# TASK INPUTS
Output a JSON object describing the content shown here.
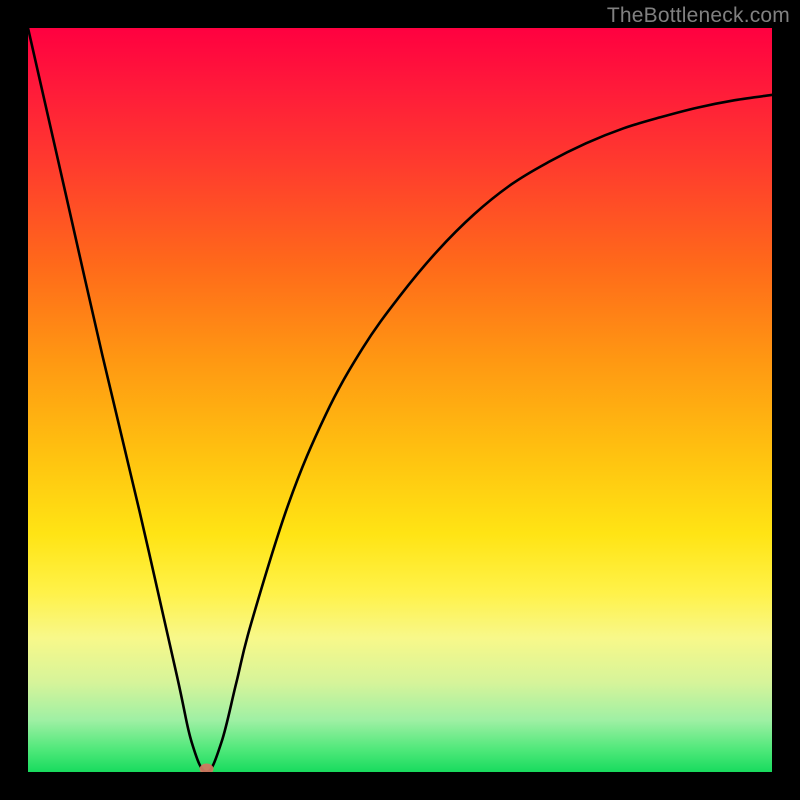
{
  "watermark": "TheBottleneck.com",
  "chart_data": {
    "type": "line",
    "title": "",
    "xlabel": "",
    "ylabel": "",
    "xlim": [
      0,
      100
    ],
    "ylim": [
      0,
      100
    ],
    "grid": false,
    "background": "red-to-green vertical gradient (bottleneck heatmap)",
    "series": [
      {
        "name": "bottleneck-curve",
        "x": [
          0,
          5,
          10,
          15,
          20,
          22,
          24,
          26,
          28,
          30,
          35,
          40,
          45,
          50,
          55,
          60,
          65,
          70,
          75,
          80,
          85,
          90,
          95,
          100
        ],
        "y": [
          100,
          78,
          56,
          35,
          13,
          4,
          0,
          4,
          12,
          20,
          36,
          48,
          57,
          64,
          70,
          75,
          79,
          82,
          84.5,
          86.5,
          88,
          89.3,
          90.3,
          91
        ]
      }
    ],
    "marker": {
      "name": "optimal-point",
      "x": 24,
      "y": 0,
      "color": "#d07860"
    }
  }
}
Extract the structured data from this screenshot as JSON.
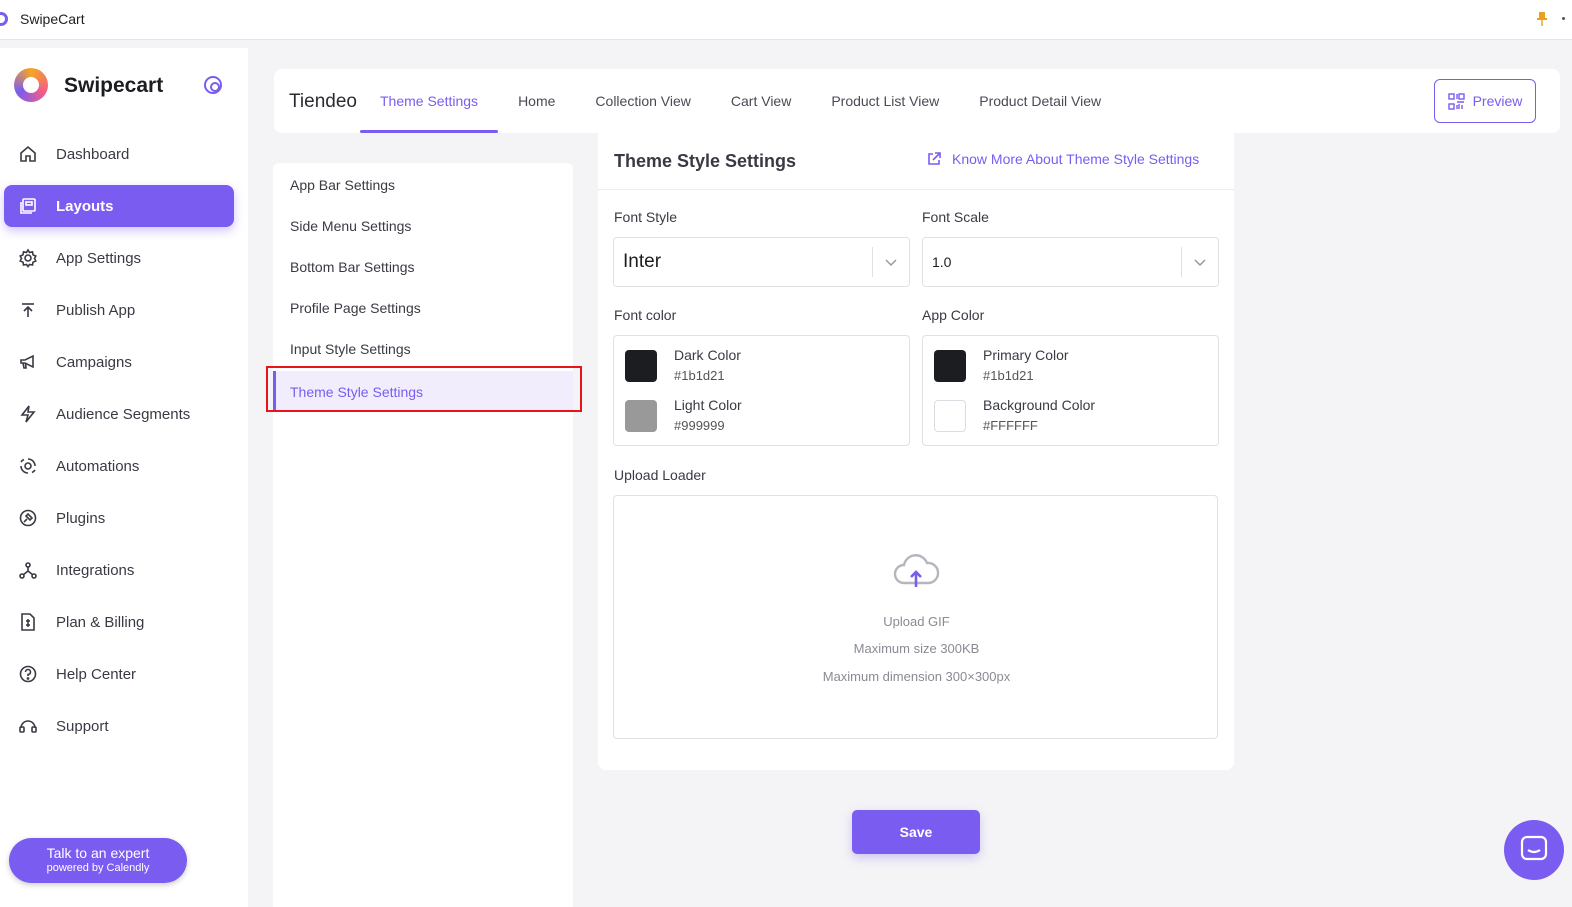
{
  "window": {
    "title": "SwipeCart"
  },
  "brand": {
    "name": "Swipecart"
  },
  "sidebar": {
    "items": [
      {
        "label": "Dashboard",
        "icon": "home-icon"
      },
      {
        "label": "Layouts",
        "icon": "layouts-icon",
        "active": true
      },
      {
        "label": "App Settings",
        "icon": "gear-icon"
      },
      {
        "label": "Publish App",
        "icon": "upload-icon"
      },
      {
        "label": "Campaigns",
        "icon": "megaphone-icon"
      },
      {
        "label": "Audience Segments",
        "icon": "lightning-icon"
      },
      {
        "label": "Automations",
        "icon": "automation-icon"
      },
      {
        "label": "Plugins",
        "icon": "plugin-icon"
      },
      {
        "label": "Integrations",
        "icon": "integrations-icon"
      },
      {
        "label": "Plan & Billing",
        "icon": "billing-icon"
      },
      {
        "label": "Help Center",
        "icon": "help-icon"
      },
      {
        "label": "Support",
        "icon": "support-icon"
      }
    ],
    "expert": {
      "line1": "Talk to an expert",
      "line2": "powered by Calendly"
    }
  },
  "header": {
    "store_name": "Tiendeo",
    "tabs": [
      {
        "label": "Theme Settings",
        "active": true
      },
      {
        "label": "Home"
      },
      {
        "label": "Collection View"
      },
      {
        "label": "Cart View"
      },
      {
        "label": "Product List View"
      },
      {
        "label": "Product Detail View"
      }
    ],
    "preview_label": "Preview"
  },
  "settings_menu": {
    "items": [
      {
        "label": "App Bar Settings"
      },
      {
        "label": "Side Menu Settings"
      },
      {
        "label": "Bottom Bar Settings"
      },
      {
        "label": "Profile Page Settings"
      },
      {
        "label": "Input Style Settings"
      },
      {
        "label": "Theme Style Settings",
        "active": true
      }
    ]
  },
  "panel": {
    "title": "Theme Style Settings",
    "know_more": "Know More About Theme Style Settings",
    "font_style": {
      "label": "Font Style",
      "value": "Inter"
    },
    "font_scale": {
      "label": "Font Scale",
      "value": "1.0"
    },
    "font_color": {
      "label": "Font color",
      "colors": [
        {
          "name": "Dark Color",
          "hex": "#1b1d21",
          "swatch": "#1b1d21"
        },
        {
          "name": "Light Color",
          "hex": "#999999",
          "swatch": "#999999"
        }
      ]
    },
    "app_color": {
      "label": "App Color",
      "colors": [
        {
          "name": "Primary Color",
          "hex": "#1b1d21",
          "swatch": "#1b1d21"
        },
        {
          "name": "Background Color",
          "hex": "#FFFFFF",
          "swatch": "#FFFFFF"
        }
      ]
    },
    "upload": {
      "label": "Upload Loader",
      "title": "Upload GIF",
      "size": "Maximum size 300KB",
      "dimension": "Maximum dimension 300×300px"
    }
  },
  "save_label": "Save",
  "colors": {
    "accent": "#7b5cf0",
    "highlight": "#e8141b"
  }
}
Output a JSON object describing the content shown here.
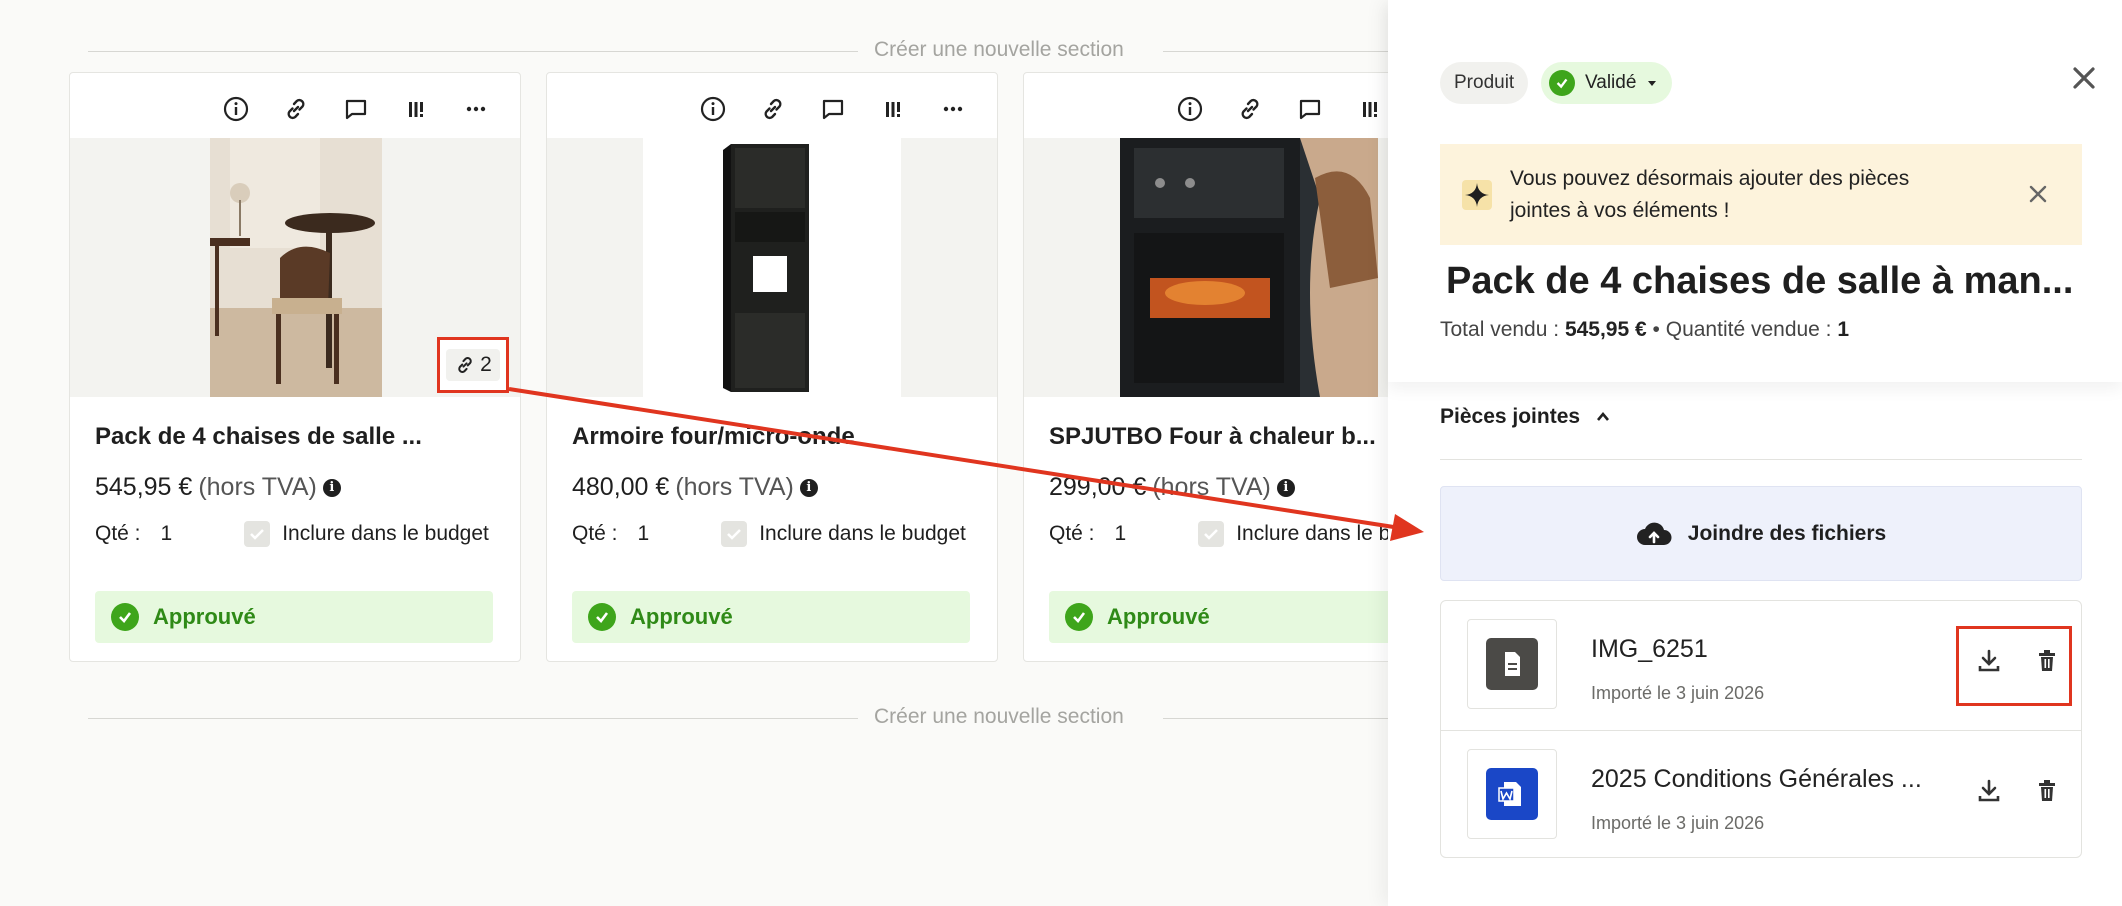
{
  "sections": {
    "new_section_label": "Créer une nouvelle section"
  },
  "cards": [
    {
      "title": "Pack de 4 chaises de salle ...",
      "price": "545,95 €",
      "tax_note": "(hors TVA)",
      "qty_label": "Qté :",
      "qty_value": "1",
      "budget_label": "Inclure dans le budget",
      "status": "Approuvé",
      "attachment_count": "2"
    },
    {
      "title": "Armoire four/micro-onde",
      "price": "480,00 €",
      "tax_note": "(hors TVA)",
      "qty_label": "Qté :",
      "qty_value": "1",
      "budget_label": "Inclure dans le budget",
      "status": "Approuvé"
    },
    {
      "title": "SPJUTBO Four à chaleur b...",
      "price": "299,00 €",
      "tax_note": "(hors TVA)",
      "qty_label": "Qté :",
      "qty_value": "1",
      "budget_label": "Inclure dans le b",
      "status": "Approuvé"
    }
  ],
  "panel": {
    "type_chip": "Produit",
    "status_chip": "Validé",
    "banner_text": "Vous pouvez désormais ajouter des pièces jointes à vos éléments !",
    "title": "Pack de 4 chaises de salle à man...",
    "total_label": "Total vendu :",
    "total_value": "545,95 €",
    "separator": "•",
    "qty_label": "Quantité vendue :",
    "qty_value": "1",
    "attachments_heading": "Pièces jointes",
    "upload_label": "Joindre des fichiers",
    "files": [
      {
        "name": "IMG_6251",
        "date": "Importé le 3 juin 2026",
        "icon": "document-icon"
      },
      {
        "name": "2025 Conditions Générales ...",
        "date": "Importé le 3 juin 2026",
        "icon": "word-icon"
      }
    ]
  },
  "colors": {
    "approved_bg": "#e6f9de",
    "approved_text": "#2f8a17",
    "annotation_red": "#e0351f",
    "banner_bg": "#fdf3dc",
    "upload_bg": "#eef1fb"
  }
}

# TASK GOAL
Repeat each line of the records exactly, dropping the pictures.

# EXERCISE ANSWER
Output a JSON object describing the content shown here.
{
  "watermark": "TheBottleneck.com",
  "chart_data": {
    "type": "line",
    "title": "",
    "xlabel": "",
    "ylabel": "",
    "xlim": [
      0,
      100
    ],
    "ylim": [
      0,
      100
    ],
    "grid": false,
    "background": "red-to-green vertical gradient (bottleneck heatmap)",
    "series": [
      {
        "name": "bottleneck-curve",
        "x": [
          0,
          5,
          10,
          15,
          20,
          22,
          24,
          26,
          28,
          30,
          35,
          40,
          45,
          50,
          55,
          60,
          65,
          70,
          75,
          80,
          85,
          90,
          95,
          100
        ],
        "y": [
          100,
          78,
          56,
          35,
          13,
          4,
          0,
          4,
          12,
          20,
          36,
          48,
          57,
          64,
          70,
          75,
          79,
          82,
          84.5,
          86.5,
          88,
          89.3,
          90.3,
          91
        ]
      }
    ],
    "marker": {
      "name": "optimal-point",
      "x": 24,
      "y": 0,
      "color": "#d07860"
    }
  }
}
Extract the structured data from this screenshot as JSON.
{
  "window": {
    "title": "SwipeCart"
  },
  "brand": {
    "name": "Swipecart"
  },
  "sidebar": {
    "items": [
      {
        "label": "Dashboard",
        "icon": "home-icon"
      },
      {
        "label": "Layouts",
        "icon": "layouts-icon",
        "active": true
      },
      {
        "label": "App Settings",
        "icon": "gear-icon"
      },
      {
        "label": "Publish App",
        "icon": "upload-icon"
      },
      {
        "label": "Campaigns",
        "icon": "megaphone-icon"
      },
      {
        "label": "Audience Segments",
        "icon": "lightning-icon"
      },
      {
        "label": "Automations",
        "icon": "automation-icon"
      },
      {
        "label": "Plugins",
        "icon": "plugin-icon"
      },
      {
        "label": "Integrations",
        "icon": "integrations-icon"
      },
      {
        "label": "Plan & Billing",
        "icon": "billing-icon"
      },
      {
        "label": "Help Center",
        "icon": "help-icon"
      },
      {
        "label": "Support",
        "icon": "support-icon"
      }
    ],
    "expert": {
      "line1": "Talk to an expert",
      "line2": "powered by Calendly"
    }
  },
  "header": {
    "store_name": "Tiendeo",
    "tabs": [
      {
        "label": "Theme Settings",
        "active": true
      },
      {
        "label": "Home"
      },
      {
        "label": "Collection View"
      },
      {
        "label": "Cart View"
      },
      {
        "label": "Product List View"
      },
      {
        "label": "Product Detail View"
      }
    ],
    "preview_label": "Preview"
  },
  "settings_menu": {
    "items": [
      {
        "label": "App Bar Settings"
      },
      {
        "label": "Side Menu Settings"
      },
      {
        "label": "Bottom Bar Settings"
      },
      {
        "label": "Profile Page Settings"
      },
      {
        "label": "Input Style Settings"
      },
      {
        "label": "Theme Style Settings",
        "active": true
      }
    ]
  },
  "panel": {
    "title": "Theme Style Settings",
    "know_more": "Know More About Theme Style Settings",
    "font_style": {
      "label": "Font Style",
      "value": "Inter"
    },
    "font_scale": {
      "label": "Font Scale",
      "value": "1.0"
    },
    "font_color": {
      "label": "Font color",
      "colors": [
        {
          "name": "Dark Color",
          "hex": "#1b1d21",
          "swatch": "#1b1d21"
        },
        {
          "name": "Light Color",
          "hex": "#999999",
          "swatch": "#999999"
        }
      ]
    },
    "app_color": {
      "label": "App Color",
      "colors": [
        {
          "name": "Primary Color",
          "hex": "#1b1d21",
          "swatch": "#1b1d21"
        },
        {
          "name": "Background Color",
          "hex": "#FFFFFF",
          "swatch": "#FFFFFF"
        }
      ]
    },
    "upload": {
      "label": "Upload Loader",
      "title": "Upload GIF",
      "size": "Maximum size 300KB",
      "dimension": "Maximum dimension 300×300px"
    }
  },
  "save_label": "Save",
  "colors": {
    "accent": "#7b5cf0",
    "highlight": "#e8141b"
  }
}
Output a JSON object describing the content shown here.
{
  "sections": {
    "new_section_label": "Créer une nouvelle section"
  },
  "cards": [
    {
      "title": "Pack de 4 chaises de salle ...",
      "price": "545,95 €",
      "tax_note": "(hors TVA)",
      "qty_label": "Qté :",
      "qty_value": "1",
      "budget_label": "Inclure dans le budget",
      "status": "Approuvé",
      "attachment_count": "2"
    },
    {
      "title": "Armoire four/micro-onde",
      "price": "480,00 €",
      "tax_note": "(hors TVA)",
      "qty_label": "Qté :",
      "qty_value": "1",
      "budget_label": "Inclure dans le budget",
      "status": "Approuvé"
    },
    {
      "title": "SPJUTBO Four à chaleur b...",
      "price": "299,00 €",
      "tax_note": "(hors TVA)",
      "qty_label": "Qté :",
      "qty_value": "1",
      "budget_label": "Inclure dans le b",
      "status": "Approuvé"
    }
  ],
  "panel": {
    "type_chip": "Produit",
    "status_chip": "Validé",
    "banner_text": "Vous pouvez désormais ajouter des pièces jointes à vos éléments !",
    "title": "Pack de 4 chaises de salle à man...",
    "total_label": "Total vendu :",
    "total_value": "545,95 €",
    "separator": "•",
    "qty_label": "Quantité vendue :",
    "qty_value": "1",
    "attachments_heading": "Pièces jointes",
    "upload_label": "Joindre des fichiers",
    "files": [
      {
        "name": "IMG_6251",
        "date": "Importé le 3 juin 2026",
        "icon": "document-icon"
      },
      {
        "name": "2025 Conditions Générales ...",
        "date": "Importé le 3 juin 2026",
        "icon": "word-icon"
      }
    ]
  },
  "colors": {
    "approved_bg": "#e6f9de",
    "approved_text": "#2f8a17",
    "annotation_red": "#e0351f",
    "banner_bg": "#fdf3dc",
    "upload_bg": "#eef1fb"
  }
}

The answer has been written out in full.